EXERCISE OBJECTIVE :: Each line in the entries below that holds the string "razon" must be copied.

Data records for software interfaces
--- START ---

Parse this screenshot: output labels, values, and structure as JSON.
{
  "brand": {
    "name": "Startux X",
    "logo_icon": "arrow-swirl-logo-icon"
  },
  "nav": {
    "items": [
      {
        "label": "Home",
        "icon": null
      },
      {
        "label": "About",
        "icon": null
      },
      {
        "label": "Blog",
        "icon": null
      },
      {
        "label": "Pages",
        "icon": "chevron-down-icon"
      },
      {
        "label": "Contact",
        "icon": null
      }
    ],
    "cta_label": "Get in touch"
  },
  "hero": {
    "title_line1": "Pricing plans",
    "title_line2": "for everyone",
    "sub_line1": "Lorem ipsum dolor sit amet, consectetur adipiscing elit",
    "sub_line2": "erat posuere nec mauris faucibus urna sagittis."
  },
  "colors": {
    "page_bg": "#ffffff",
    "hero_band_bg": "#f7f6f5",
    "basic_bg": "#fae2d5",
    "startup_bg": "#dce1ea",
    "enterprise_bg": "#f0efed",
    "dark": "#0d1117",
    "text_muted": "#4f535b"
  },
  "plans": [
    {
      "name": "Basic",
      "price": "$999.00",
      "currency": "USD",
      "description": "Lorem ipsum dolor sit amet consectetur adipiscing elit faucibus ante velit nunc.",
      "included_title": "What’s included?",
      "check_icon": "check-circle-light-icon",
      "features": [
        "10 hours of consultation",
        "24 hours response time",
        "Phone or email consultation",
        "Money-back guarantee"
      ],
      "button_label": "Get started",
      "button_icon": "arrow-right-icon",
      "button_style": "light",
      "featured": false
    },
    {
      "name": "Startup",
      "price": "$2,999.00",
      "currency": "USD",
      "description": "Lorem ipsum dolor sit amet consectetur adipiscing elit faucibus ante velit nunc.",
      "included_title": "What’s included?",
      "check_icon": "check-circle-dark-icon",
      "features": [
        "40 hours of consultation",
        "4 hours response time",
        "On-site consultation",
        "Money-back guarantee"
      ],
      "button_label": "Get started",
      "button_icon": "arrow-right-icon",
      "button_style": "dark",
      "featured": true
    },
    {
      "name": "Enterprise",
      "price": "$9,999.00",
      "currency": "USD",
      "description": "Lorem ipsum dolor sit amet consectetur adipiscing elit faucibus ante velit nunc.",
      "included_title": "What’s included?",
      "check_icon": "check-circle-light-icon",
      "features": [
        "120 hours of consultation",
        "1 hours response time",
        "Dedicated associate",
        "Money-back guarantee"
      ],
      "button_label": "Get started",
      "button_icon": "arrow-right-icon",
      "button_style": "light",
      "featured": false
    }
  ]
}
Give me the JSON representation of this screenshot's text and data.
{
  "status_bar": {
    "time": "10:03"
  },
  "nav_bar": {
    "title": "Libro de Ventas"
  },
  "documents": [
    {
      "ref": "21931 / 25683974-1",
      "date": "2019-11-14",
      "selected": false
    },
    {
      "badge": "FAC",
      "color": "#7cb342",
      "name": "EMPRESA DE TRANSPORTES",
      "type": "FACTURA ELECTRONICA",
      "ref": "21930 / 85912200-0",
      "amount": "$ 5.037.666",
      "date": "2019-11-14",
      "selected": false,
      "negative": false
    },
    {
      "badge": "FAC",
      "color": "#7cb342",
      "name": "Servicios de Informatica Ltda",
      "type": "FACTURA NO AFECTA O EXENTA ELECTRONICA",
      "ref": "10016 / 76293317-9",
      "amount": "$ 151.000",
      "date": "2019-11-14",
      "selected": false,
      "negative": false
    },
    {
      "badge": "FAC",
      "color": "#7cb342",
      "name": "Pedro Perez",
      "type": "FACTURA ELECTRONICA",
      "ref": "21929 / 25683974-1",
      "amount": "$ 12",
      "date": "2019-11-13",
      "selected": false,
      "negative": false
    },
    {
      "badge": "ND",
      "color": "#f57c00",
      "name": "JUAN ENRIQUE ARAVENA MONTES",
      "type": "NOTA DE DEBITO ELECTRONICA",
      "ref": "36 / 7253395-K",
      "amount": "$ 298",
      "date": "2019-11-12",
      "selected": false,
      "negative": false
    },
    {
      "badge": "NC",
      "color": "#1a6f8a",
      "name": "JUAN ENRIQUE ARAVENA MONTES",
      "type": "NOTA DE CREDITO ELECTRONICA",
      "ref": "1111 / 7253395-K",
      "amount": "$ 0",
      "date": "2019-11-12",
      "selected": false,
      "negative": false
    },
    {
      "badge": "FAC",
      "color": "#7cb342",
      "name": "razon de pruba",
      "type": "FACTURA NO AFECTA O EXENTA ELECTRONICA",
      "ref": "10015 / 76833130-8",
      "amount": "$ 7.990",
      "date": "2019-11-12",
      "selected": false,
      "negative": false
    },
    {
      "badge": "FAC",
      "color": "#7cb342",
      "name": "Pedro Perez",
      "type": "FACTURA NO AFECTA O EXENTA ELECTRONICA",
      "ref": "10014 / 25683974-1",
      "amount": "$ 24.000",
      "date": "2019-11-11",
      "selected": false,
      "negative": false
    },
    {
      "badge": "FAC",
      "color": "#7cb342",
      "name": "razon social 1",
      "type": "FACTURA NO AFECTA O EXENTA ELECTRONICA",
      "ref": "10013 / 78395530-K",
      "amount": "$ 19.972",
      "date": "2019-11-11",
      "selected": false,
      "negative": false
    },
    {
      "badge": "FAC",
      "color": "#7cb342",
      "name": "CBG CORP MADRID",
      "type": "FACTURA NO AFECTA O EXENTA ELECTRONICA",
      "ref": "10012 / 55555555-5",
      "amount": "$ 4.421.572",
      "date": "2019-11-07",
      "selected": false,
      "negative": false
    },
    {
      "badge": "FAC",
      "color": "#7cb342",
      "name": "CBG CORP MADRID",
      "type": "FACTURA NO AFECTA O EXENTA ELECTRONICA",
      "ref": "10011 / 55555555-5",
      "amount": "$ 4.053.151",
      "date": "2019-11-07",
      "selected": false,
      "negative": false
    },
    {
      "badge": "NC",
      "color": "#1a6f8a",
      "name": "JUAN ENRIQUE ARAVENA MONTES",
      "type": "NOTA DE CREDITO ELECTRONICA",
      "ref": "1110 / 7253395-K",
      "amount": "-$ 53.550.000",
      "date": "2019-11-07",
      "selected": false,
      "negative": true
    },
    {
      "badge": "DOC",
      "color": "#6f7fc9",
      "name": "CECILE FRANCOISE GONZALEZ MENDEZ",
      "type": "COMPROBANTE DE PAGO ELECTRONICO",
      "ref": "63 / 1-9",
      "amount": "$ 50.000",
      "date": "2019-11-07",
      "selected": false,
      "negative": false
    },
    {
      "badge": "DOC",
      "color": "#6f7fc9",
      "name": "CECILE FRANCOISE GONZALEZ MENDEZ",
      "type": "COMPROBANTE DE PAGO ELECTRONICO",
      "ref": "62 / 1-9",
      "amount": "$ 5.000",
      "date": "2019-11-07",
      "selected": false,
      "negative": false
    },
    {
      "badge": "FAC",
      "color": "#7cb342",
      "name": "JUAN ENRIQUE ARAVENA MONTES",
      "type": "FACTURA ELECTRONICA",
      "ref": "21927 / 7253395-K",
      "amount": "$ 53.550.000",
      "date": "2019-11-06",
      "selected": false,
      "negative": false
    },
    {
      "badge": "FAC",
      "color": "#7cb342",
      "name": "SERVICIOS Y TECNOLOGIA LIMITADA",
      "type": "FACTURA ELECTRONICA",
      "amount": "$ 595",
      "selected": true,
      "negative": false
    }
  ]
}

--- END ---

SOLUTION TO THIS EXERCISE ::
      "name": "razon de pruba",
      "name": "razon social 1",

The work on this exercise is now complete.